### TRY IT
Below are entries to return in full. Keep each one exact.

** Opening SOURCE MATERIAL block **

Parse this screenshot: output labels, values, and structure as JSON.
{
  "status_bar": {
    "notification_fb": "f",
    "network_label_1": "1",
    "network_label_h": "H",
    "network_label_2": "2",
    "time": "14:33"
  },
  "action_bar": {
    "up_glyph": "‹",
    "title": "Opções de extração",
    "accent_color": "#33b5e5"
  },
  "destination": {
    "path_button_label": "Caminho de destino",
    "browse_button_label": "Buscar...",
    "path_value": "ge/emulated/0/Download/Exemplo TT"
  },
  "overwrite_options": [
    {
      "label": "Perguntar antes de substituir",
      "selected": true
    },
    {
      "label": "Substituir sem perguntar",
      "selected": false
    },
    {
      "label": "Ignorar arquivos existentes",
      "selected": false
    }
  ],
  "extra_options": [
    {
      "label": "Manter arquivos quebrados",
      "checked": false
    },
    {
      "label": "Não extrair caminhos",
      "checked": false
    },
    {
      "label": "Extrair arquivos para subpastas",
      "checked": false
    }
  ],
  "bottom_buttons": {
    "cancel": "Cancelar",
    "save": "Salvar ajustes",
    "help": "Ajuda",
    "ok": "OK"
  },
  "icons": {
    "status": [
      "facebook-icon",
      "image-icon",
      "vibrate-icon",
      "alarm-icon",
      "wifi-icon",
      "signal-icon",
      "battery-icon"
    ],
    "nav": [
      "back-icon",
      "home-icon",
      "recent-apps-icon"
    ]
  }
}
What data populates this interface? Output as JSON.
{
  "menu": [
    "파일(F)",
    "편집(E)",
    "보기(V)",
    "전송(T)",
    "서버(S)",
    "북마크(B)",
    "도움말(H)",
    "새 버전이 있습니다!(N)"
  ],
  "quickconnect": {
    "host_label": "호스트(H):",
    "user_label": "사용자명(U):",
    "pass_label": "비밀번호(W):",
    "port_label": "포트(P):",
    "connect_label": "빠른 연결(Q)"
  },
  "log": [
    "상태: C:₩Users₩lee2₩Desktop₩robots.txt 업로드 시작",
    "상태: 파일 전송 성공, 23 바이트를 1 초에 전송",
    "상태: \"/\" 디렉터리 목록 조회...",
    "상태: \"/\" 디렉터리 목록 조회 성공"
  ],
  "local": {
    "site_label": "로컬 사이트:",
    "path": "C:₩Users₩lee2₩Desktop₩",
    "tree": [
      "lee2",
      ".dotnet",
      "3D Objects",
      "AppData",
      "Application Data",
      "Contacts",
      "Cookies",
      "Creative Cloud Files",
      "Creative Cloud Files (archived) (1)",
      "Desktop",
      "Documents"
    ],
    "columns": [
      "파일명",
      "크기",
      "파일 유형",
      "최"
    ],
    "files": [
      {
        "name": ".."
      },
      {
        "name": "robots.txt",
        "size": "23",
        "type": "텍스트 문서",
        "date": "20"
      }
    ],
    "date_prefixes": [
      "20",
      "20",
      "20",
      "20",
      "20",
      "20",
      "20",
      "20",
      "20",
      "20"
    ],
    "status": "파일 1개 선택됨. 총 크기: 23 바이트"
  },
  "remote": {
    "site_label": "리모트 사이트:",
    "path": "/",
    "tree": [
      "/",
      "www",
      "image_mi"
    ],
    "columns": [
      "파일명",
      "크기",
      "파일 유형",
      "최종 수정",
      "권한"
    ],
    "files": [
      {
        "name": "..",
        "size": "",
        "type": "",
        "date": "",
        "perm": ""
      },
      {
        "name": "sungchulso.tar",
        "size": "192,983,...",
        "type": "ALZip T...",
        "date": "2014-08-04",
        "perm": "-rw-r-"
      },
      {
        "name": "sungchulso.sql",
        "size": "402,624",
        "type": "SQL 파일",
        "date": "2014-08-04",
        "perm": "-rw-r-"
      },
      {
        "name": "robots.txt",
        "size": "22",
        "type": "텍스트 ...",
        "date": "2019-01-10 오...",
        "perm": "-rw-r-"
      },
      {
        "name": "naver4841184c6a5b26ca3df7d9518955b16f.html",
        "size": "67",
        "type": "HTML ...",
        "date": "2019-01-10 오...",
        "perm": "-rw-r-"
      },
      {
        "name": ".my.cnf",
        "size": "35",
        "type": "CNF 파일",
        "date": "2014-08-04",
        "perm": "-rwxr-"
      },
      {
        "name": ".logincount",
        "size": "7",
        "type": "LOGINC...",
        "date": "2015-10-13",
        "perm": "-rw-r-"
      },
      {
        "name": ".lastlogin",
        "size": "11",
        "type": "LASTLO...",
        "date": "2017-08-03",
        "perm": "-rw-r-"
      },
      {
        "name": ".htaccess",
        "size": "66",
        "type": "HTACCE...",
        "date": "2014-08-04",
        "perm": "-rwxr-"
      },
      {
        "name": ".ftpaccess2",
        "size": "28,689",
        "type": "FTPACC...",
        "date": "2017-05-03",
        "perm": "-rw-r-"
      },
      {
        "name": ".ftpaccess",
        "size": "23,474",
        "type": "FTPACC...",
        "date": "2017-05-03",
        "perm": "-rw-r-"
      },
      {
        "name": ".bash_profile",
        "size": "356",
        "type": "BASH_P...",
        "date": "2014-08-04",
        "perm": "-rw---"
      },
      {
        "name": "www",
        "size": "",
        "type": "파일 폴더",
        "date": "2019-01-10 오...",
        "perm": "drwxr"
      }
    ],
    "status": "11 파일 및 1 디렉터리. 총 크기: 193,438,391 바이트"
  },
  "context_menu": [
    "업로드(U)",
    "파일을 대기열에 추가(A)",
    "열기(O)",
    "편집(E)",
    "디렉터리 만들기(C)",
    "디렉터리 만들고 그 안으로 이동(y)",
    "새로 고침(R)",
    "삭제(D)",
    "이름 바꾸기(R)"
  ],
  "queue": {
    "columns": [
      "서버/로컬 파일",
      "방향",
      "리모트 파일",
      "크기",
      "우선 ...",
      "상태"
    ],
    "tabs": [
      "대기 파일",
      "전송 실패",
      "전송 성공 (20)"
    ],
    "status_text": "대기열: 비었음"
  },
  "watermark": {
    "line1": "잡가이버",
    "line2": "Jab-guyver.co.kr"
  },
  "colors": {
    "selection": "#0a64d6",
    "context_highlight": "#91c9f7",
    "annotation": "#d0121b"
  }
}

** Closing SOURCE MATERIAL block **

### ANSWER BELOW
Parse this screenshot: output labels, values, and structure as JSON.
{
  "status_bar": {
    "notification_fb": "f",
    "network_label_1": "1",
    "network_label_h": "H",
    "network_label_2": "2",
    "time": "14:33"
  },
  "action_bar": {
    "up_glyph": "‹",
    "title": "Opções de extração",
    "accent_color": "#33b5e5"
  },
  "destination": {
    "path_button_label": "Caminho de destino",
    "browse_button_label": "Buscar...",
    "path_value": "ge/emulated/0/Download/Exemplo TT"
  },
  "overwrite_options": [
    {
      "label": "Perguntar antes de substituir",
      "selected": true
    },
    {
      "label": "Substituir sem perguntar",
      "selected": false
    },
    {
      "label": "Ignorar arquivos existentes",
      "selected": false
    }
  ],
  "extra_options": [
    {
      "label": "Manter arquivos quebrados",
      "checked": false
    },
    {
      "label": "Não extrair caminhos",
      "checked": false
    },
    {
      "label": "Extrair arquivos para subpastas",
      "checked": false
    }
  ],
  "bottom_buttons": {
    "cancel": "Cancelar",
    "save": "Salvar ajustes",
    "help": "Ajuda",
    "ok": "OK"
  },
  "icons": {
    "status": [
      "facebook-icon",
      "image-icon",
      "vibrate-icon",
      "alarm-icon",
      "wifi-icon",
      "signal-icon",
      "battery-icon"
    ],
    "nav": [
      "back-icon",
      "home-icon",
      "recent-apps-icon"
    ]
  }
}
What data populates this interface? Output as JSON.
{
  "menu": [
    "파일(F)",
    "편집(E)",
    "보기(V)",
    "전송(T)",
    "서버(S)",
    "북마크(B)",
    "도움말(H)",
    "새 버전이 있습니다!(N)"
  ],
  "quickconnect": {
    "host_label": "호스트(H):",
    "user_label": "사용자명(U):",
    "pass_label": "비밀번호(W):",
    "port_label": "포트(P):",
    "connect_label": "빠른 연결(Q)"
  },
  "log": [
    "상태: C:₩Users₩lee2₩Desktop₩robots.txt 업로드 시작",
    "상태: 파일 전송 성공, 23 바이트를 1 초에 전송",
    "상태: \"/\" 디렉터리 목록 조회...",
    "상태: \"/\" 디렉터리 목록 조회 성공"
  ],
  "local": {
    "site_label": "로컬 사이트:",
    "path": "C:₩Users₩lee2₩Desktop₩",
    "tree": [
      "lee2",
      ".dotnet",
      "3D Objects",
      "AppData",
      "Application Data",
      "Contacts",
      "Cookies",
      "Creative Cloud Files",
      "Creative Cloud Files (archived) (1)",
      "Desktop",
      "Documents"
    ],
    "columns": [
      "파일명",
      "크기",
      "파일 유형",
      "최"
    ],
    "files": [
      {
        "name": ".."
      },
      {
        "name": "robots.txt",
        "size": "23",
        "type": "텍스트 문서",
        "date": "20"
      }
    ],
    "date_prefixes": [
      "20",
      "20",
      "20",
      "20",
      "20",
      "20",
      "20",
      "20",
      "20",
      "20"
    ],
    "status": "파일 1개 선택됨. 총 크기: 23 바이트"
  },
  "remote": {
    "site_label": "리모트 사이트:",
    "path": "/",
    "tree": [
      "/",
      "www",
      "image_mi"
    ],
    "columns": [
      "파일명",
      "크기",
      "파일 유형",
      "최종 수정",
      "권한"
    ],
    "files": [
      {
        "name": "..",
        "size": "",
        "type": "",
        "date": "",
        "perm": ""
      },
      {
        "name": "sungchulso.tar",
        "size": "192,983,...",
        "type": "ALZip T...",
        "date": "2014-08-04",
        "perm": "-rw-r-"
      },
      {
        "name": "sungchulso.sql",
        "size": "402,624",
        "type": "SQL 파일",
        "date": "2014-08-04",
        "perm": "-rw-r-"
      },
      {
        "name": "robots.txt",
        "size": "22",
        "type": "텍스트 ...",
        "date": "2019-01-10 오...",
        "perm": "-rw-r-"
      },
      {
        "name": "naver4841184c6a5b26ca3df7d9518955b16f.html",
        "size": "67",
        "type": "HTML ...",
        "date": "2019-01-10 오...",
        "perm": "-rw-r-"
      },
      {
        "name": ".my.cnf",
        "size": "35",
        "type": "CNF 파일",
        "date": "2014-08-04",
        "perm": "-rwxr-"
      },
      {
        "name": ".logincount",
        "size": "7",
        "type": "LOGINC...",
        "date": "2015-10-13",
        "perm": "-rw-r-"
      },
      {
        "name": ".lastlogin",
        "size": "11",
        "type": "LASTLO...",
        "date": "2017-08-03",
        "perm": "-rw-r-"
      },
      {
        "name": ".htaccess",
        "size": "66",
        "type": "HTACCE...",
        "date": "2014-08-04",
        "perm": "-rwxr-"
      },
      {
        "name": ".ftpaccess2",
        "size": "28,689",
        "type": "FTPACC...",
        "date": "2017-05-03",
        "perm": "-rw-r-"
      },
      {
        "name": ".ftpaccess",
        "size": "23,474",
        "type": "FTPACC...",
        "date": "2017-05-03",
        "perm": "-rw-r-"
      },
      {
        "name": ".bash_profile",
        "size": "356",
        "type": "BASH_P...",
        "date": "2014-08-04",
        "perm": "-rw---"
      },
      {
        "name": "www",
        "size": "",
        "type": "파일 폴더",
        "date": "2019-01-10 오...",
        "perm": "drwxr"
      }
    ],
    "status": "11 파일 및 1 디렉터리. 총 크기: 193,438,391 바이트"
  },
  "context_menu": [
    "업로드(U)",
    "파일을 대기열에 추가(A)",
    "열기(O)",
    "편집(E)",
    "디렉터리 만들기(C)",
    "디렉터리 만들고 그 안으로 이동(y)",
    "새로 고침(R)",
    "삭제(D)",
    "이름 바꾸기(R)"
  ],
  "queue": {
    "columns": [
      "서버/로컬 파일",
      "방향",
      "리모트 파일",
      "크기",
      "우선 ...",
      "상태"
    ],
    "tabs": [
      "대기 파일",
      "전송 실패",
      "전송 성공 (20)"
    ],
    "status_text": "대기열: 비었음"
  },
  "watermark": {
    "line1": "잡가이버",
    "line2": "Jab-guyver.co.kr"
  },
  "colors": {
    "selection": "#0a64d6",
    "context_highlight": "#91c9f7",
    "annotation": "#d0121b"
  }
}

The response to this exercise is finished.